How much does it cost to build a house extension UK?
The average cost of a house extension in the UK is around £1,500-£2,250 per metre squared of new internal space. A small single storey extension, at 30 metre squared, could range anywhere from £45,500 – £67,500 plus VAT.
How much should you budget for a house extension?
It really depends on the scale of your extension! Although the average cost for a house extension sits at around £1,500 and £2,250, this doesn’t include fitting it out with utilities and furniture which could cost significantly more depending on the style and finish you wish.
It is always best to speak to your architect or designer who will be able to tailor the budget to your own needs.
What is the cheapest way to build an extension on a house?
The cheapest way to build a house extension UK is to use a combination of cost-saving measures and being careful when planning an extension. You will need to opt for a simple and straightforward design to reduce construction costs, utilise existing structures like walls and foundations, and carry out as much DIY work as possible.
You should also consider sourcing affordable materials and finishes as well as comparing multiple quotes from contractors to help you find the most affordable contractor possible (who still upholds a high standard of workmanship and follows building regulations).
You should also consider using a design-build approach, where the same company handles both the design and construction, which can streamline the process and reduce the overall costs when adding an extension to house.
Is a house extension worth it?
Whether a house extension UK is worth it will depend on various factors including your budget, needs and long-term goals. Extensions can offer several benefits, such as creating additional living space, increasing property value and improving the functionality of your home.
If you require more space for a growing family or desire additional space for work, an extension can be a valuable investment. Moreover, a well-designed extension may also increase in property value, potentially providing a higher return on investment when you decide to sell the house.
However, it’s important to carefully consider the costs, including building, permissions and potential disruption to daily life during the building process.
What are the advantages of a house extension?
House extensions offer a variety of advantages that can enhance both your living space and property value. They can provide the opportunity to create additional room and functionality within your home, accommodating changing family needs, such as extra bedrooms, a larger kitchen or a dedicated office space.
Extensions can also improve the overall layout and flow of your home, enhancing your daily living and convenience, while also adding to its aesthetic appeal and contributing to an improved external look and kerb appeal.
House extension UK allows you to customise and modernise your home, incorporating the latest design trends and technologies, like smart home systems or triple glazing which can greatly improve the comfort and energy efficiency of a space.
This doesn’t just have to be done via technology, you could introduce more glass to the rear of a property, which could aid in warming the kitchen up in the winter.
What are the disadvantages of a house extension?
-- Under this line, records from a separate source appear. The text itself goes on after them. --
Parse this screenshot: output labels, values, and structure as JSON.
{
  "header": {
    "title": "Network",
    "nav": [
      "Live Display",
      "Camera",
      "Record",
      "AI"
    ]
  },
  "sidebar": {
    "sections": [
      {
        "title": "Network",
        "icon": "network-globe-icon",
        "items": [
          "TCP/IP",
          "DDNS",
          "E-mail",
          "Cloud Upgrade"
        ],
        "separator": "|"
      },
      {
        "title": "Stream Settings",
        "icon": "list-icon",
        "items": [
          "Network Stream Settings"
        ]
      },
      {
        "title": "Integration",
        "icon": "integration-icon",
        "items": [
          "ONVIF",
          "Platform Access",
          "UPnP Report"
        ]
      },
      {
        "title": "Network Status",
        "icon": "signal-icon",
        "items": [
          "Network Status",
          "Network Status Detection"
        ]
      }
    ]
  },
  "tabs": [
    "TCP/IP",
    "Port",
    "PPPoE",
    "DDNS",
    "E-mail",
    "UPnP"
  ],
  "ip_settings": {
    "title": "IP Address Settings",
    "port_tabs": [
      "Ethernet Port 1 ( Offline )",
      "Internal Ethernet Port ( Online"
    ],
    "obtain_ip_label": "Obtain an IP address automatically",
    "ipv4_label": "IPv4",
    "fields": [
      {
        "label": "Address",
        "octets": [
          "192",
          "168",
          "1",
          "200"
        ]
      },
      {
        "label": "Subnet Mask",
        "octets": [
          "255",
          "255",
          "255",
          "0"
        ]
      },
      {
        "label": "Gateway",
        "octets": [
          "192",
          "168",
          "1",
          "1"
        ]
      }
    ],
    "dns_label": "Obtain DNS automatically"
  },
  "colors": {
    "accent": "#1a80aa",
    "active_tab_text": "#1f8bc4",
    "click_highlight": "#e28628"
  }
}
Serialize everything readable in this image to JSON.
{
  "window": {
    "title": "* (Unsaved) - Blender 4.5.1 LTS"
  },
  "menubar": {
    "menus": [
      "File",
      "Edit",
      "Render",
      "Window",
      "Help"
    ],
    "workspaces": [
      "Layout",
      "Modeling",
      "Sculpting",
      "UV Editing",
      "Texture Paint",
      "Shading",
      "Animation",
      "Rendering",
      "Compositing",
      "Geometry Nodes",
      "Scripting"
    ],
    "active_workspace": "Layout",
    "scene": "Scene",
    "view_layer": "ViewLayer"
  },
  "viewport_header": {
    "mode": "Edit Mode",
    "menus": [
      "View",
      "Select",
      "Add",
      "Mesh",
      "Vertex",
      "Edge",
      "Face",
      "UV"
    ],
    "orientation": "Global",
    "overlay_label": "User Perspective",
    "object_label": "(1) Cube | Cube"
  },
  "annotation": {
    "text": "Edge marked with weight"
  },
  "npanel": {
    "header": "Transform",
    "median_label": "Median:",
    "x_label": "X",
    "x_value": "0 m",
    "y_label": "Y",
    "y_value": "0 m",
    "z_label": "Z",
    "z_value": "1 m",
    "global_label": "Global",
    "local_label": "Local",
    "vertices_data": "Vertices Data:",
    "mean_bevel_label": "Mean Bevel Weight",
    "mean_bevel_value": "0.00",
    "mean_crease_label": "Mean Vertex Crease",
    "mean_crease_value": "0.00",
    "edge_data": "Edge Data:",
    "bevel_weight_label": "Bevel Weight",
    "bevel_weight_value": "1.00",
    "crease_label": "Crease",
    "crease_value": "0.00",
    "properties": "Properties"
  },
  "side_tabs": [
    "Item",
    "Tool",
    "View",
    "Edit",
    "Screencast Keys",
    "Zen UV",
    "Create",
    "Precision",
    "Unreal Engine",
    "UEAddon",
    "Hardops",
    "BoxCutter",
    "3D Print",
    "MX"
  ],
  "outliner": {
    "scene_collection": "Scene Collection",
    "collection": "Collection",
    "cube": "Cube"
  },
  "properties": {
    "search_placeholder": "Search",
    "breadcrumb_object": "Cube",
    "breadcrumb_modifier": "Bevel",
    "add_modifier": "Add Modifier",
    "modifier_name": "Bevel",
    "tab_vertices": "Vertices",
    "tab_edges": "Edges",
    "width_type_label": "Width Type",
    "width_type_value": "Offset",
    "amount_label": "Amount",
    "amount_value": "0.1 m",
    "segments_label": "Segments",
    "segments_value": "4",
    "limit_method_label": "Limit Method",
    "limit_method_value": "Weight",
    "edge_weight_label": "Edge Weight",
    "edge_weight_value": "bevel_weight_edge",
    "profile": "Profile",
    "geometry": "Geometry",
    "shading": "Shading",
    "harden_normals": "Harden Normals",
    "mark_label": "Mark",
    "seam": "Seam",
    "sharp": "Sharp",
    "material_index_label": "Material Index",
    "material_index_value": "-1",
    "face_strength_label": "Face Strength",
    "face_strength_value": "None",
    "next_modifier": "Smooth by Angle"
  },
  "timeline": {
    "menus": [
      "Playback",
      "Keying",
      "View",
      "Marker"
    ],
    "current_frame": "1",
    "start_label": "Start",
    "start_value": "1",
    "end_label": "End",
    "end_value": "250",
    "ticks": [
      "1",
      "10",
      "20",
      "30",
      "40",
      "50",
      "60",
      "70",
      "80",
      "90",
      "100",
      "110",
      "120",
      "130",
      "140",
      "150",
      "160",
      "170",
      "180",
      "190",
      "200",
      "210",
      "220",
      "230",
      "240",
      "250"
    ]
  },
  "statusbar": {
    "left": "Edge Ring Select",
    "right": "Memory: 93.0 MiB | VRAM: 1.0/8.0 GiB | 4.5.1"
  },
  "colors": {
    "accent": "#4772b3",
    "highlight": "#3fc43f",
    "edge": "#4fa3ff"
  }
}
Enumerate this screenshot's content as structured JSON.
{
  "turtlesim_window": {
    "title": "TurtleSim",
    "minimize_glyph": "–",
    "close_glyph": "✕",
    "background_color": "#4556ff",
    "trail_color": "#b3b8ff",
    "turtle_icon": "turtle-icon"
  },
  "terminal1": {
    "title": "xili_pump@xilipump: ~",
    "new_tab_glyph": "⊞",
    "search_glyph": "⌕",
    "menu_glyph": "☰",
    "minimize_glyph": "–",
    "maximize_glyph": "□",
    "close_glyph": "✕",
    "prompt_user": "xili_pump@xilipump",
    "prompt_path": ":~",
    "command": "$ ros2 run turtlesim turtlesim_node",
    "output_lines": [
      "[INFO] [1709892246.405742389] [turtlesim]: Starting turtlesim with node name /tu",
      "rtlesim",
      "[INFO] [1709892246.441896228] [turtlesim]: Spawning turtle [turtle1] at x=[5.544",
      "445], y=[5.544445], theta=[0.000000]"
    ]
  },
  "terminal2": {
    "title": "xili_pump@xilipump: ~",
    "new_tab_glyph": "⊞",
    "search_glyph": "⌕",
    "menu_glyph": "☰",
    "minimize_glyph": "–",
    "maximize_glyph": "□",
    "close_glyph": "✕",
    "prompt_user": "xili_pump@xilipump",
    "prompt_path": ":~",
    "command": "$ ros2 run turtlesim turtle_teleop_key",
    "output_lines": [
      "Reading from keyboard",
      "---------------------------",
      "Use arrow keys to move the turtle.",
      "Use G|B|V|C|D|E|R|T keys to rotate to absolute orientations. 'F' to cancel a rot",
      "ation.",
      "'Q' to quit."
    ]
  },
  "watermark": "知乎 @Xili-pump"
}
While there are a few advantages of a house extension UK, there are also potential disadvantages, the number one being cost. Cost can be a significant drawback as adding an extension to house can be expensive depending on the square footage of build and the finishes you chose.
The disruption caused during the construction process will also be a major inconvenience as it disrupts daily life and routines for an extended period, you may even need to find alternative accommodation while the build is happening which will increase the cost of the build.
Obtaining planning permission may also not be straightforward and the local council may place restrictions on what you can or cannot do with the build. And, overlooking these regulations may lead to legal issues and additional costs for adjustments in the future.
Furthermore, if the extension is poorly designed or executed, it may not blend well with the existing structure and potentially impact the overall appearance and negatively affect its property value.